TSA Considers Letting Passengers Fly With Marijuana


The Transportation Security Administration, grappling with legalization of recreational and medical marijuana in 22 states, may decline to enforce federal marijuana laws at the airport.

Normally, if TSA agents spot drugs while screening for weapons and liquids larger than 3.4 ounces, they call local law enforcement and the Drug Enforcement Agency to deal with the contraband. Philadelphia Eaglers quarterback Michael Vick was famously stopped by TSA agents in 2007 for trying to carry pot in a secret compartment of his water bottle. Even a card-carrying medical marijuana user was barred from flying in 2001.

But TSA screeners are increasingly relaxing their response to people carrying small amounts of marijuana. As TSA is meant to focus on national security, not drugs, agents have discretion over whether or not to call the police on drug offenders. According to the New York Daily News, passengers with legal medical marijuana prescriptions say they have been allowed onto their flights, even though TSA does not officially recognize state drug laws, as a federal agency. In 2011, Denver International Airport agents allowed rapper Freddie Gibbs to keep a small bag of pot found in his luggage, simply leaving him a note saying, “C’mon son.”

TSA has been struggling with the marijuana question since last November, when Colorado and Washington legalized small amounts of marijuana for recreational use. The agency was quickly confronted with questions asking if passengers flying between the two states could legally carry pot. TSA spokespeople explained at the time that agents do not screen specifically for drugs and suggested that marijuana would probably be tolerated, depending on the case.

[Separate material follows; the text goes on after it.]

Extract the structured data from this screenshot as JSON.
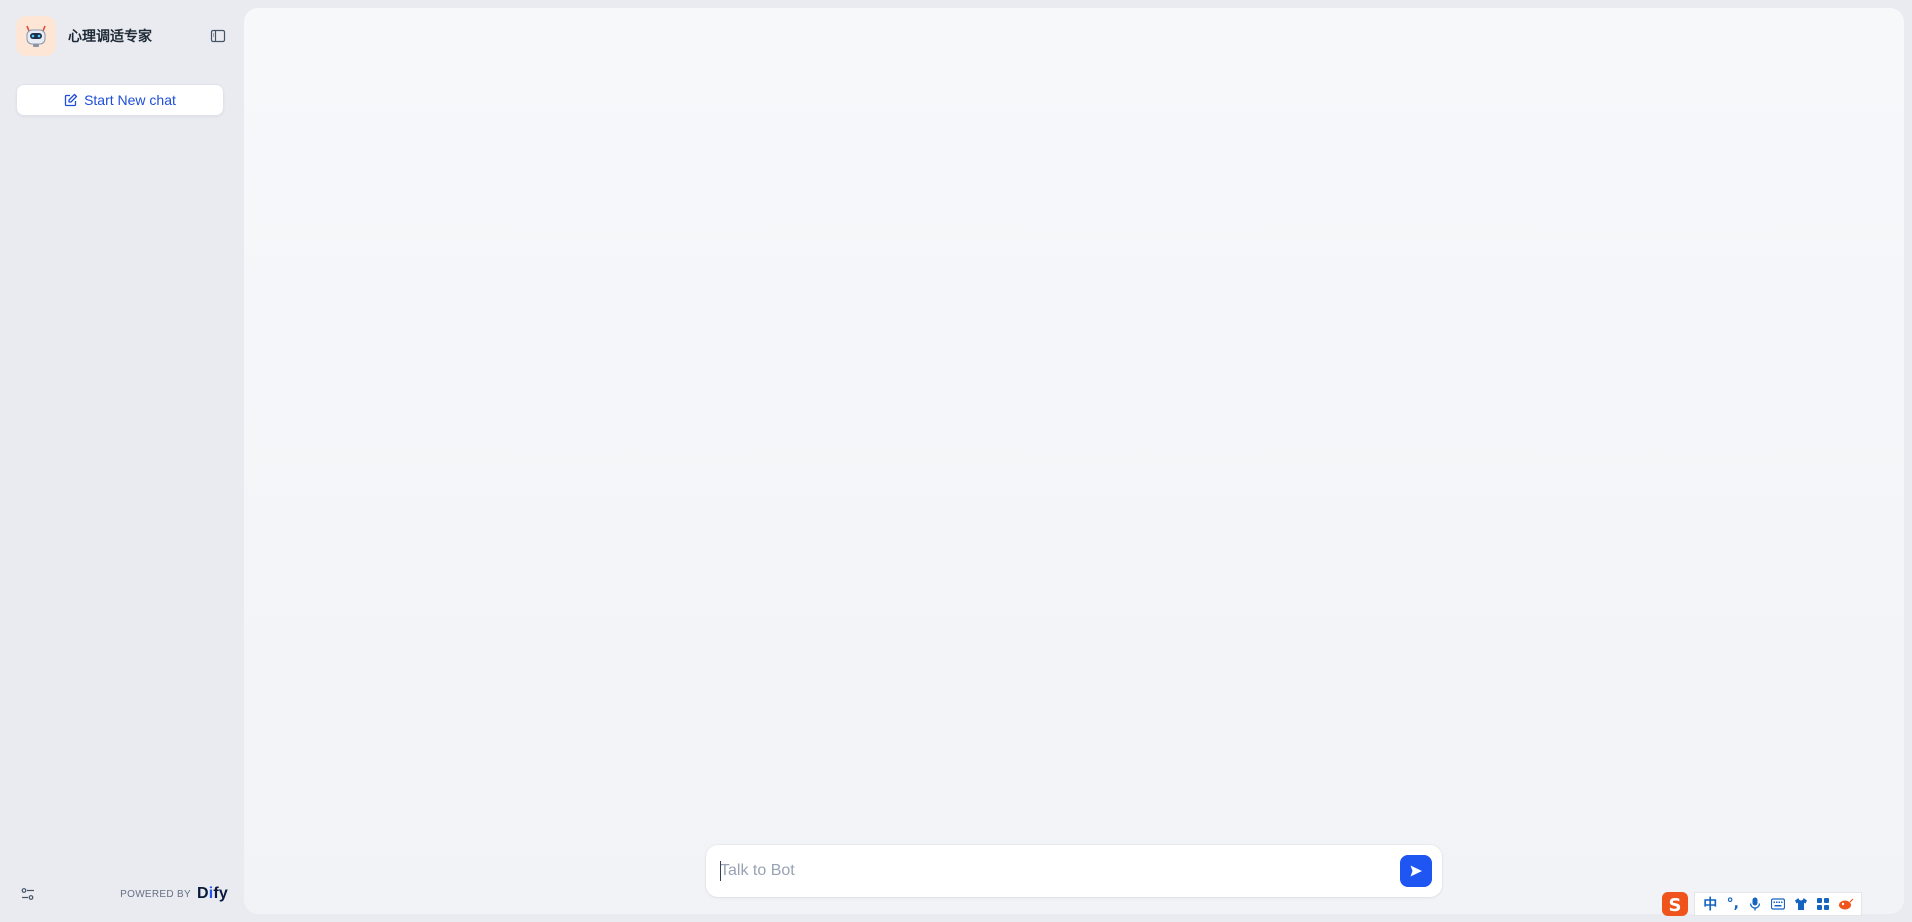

In states that have not legalized marijuana, however, DEA agents may still be stationed at airports and will sometimes seize and search luggage.

In relaxing its enforcement of federal drug laws, TSA will not be all that out of step with other federal agencies that are increasingly more tolerant of marijuana use. In 2011, the National Cancer Institute became the first federal agency to rule that marijuana has medical benefits. Even the DEA’s interest in destroying marijuana plants seems to have waned in recent years. The Department of Justice also recently announced it will not challenge state legalization laws or go after marijuana distributors who are compliant with state law — although many U.S. Attorneys remain eager to target marijuana dispensaries that are in compliance with state law.